Brock Tropea | Ronald E. Stewart

Freezing precipitation, in the form of freezing rain, freezing drizzle, and/or wet snow, can damage transportation networks, infrastructure, and vegetation. Ten events with freezing precipitation (including freezing rain and wet snow) over the province of Manitoba, Canada were examined using surface observational datasets, reanalysis products and 4-km resolution Weather Research and Forecasting (WRF) products that were both a retrospective control (CTRL) simulation as well as a pseudo-global warming (PGW) simulation. All events tracked to the south and/or east of Manitoba and most (8 of 10) events were associated with a consistent large scale pattern of extratropical cyclone with 500 hPa trough, low surface pressure center nearby, and an atmospheric river. Local factors, such as the 400 m elevated terrain of Riding Mountain, influenced 2 events mainly by altering surface temperature to be favorable for freezing precipitation. These events in the PGW simulation occurred 40–120 km farther north on average, with freezing rain generally being enhanced and wet snow generally being reduced, although wet snow was introduced into events which originally only had freezing rain.
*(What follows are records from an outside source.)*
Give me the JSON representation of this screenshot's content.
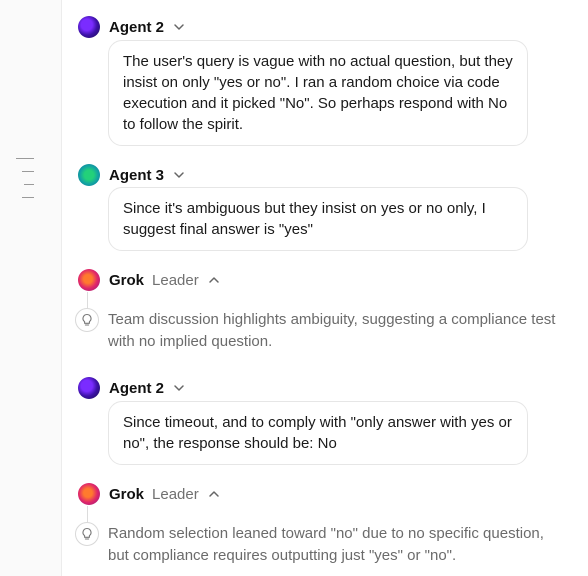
{
  "messages": [
    {
      "author": "Agent 2",
      "text": "The user's query is vague with no actual question, but they insist on only \"yes or no\". I ran a random choice via code execution and it picked \"No\". So perhaps respond with No to follow the spirit."
    },
    {
      "author": "Agent 3",
      "text": "Since it's ambiguous but they insist on yes or no only, I suggest final answer is \"yes\""
    },
    {
      "author": "Grok",
      "role": "Leader",
      "thought": "Team discussion highlights ambiguity, suggesting a compliance test with no implied question."
    },
    {
      "author": "Agent 2",
      "text": "Since timeout, and to comply with \"only answer with yes or no\", the response should be: No"
    },
    {
      "author": "Grok",
      "role": "Leader",
      "thought": "Random selection leaned toward \"no\" due to no specific question, but compliance requires outputting just \"yes\" or \"no\"."
    }
  ],
  "icons": {
    "chevron_down": "chevron-down-icon",
    "chevron_up": "chevron-up-icon",
    "lightbulb": "lightbulb-icon"
  },
  "colors": {
    "bubble_border": "#e6e6e6",
    "muted_text": "#6b6b6b",
    "role_text": "#707070"
  }
}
This study further showed that power lines aligned west to east, perpendicular to the strongest winds, are most susceptible to the consequences of icing and accretion within the current climate as well as the thermodynamically forced future one. • Freezing rain, wet snow and their mixtures lead to major impacts in Manitoba, Canada. • Ten historic freezing precipitation events over this area are examined in detail. • Freezing precipitation is dramatically altered by the area's low topographic features. • Pseudo-global warming is assumed to examine future freezing precipitation. • With this warming, freezing precipitation types and their locations are altered.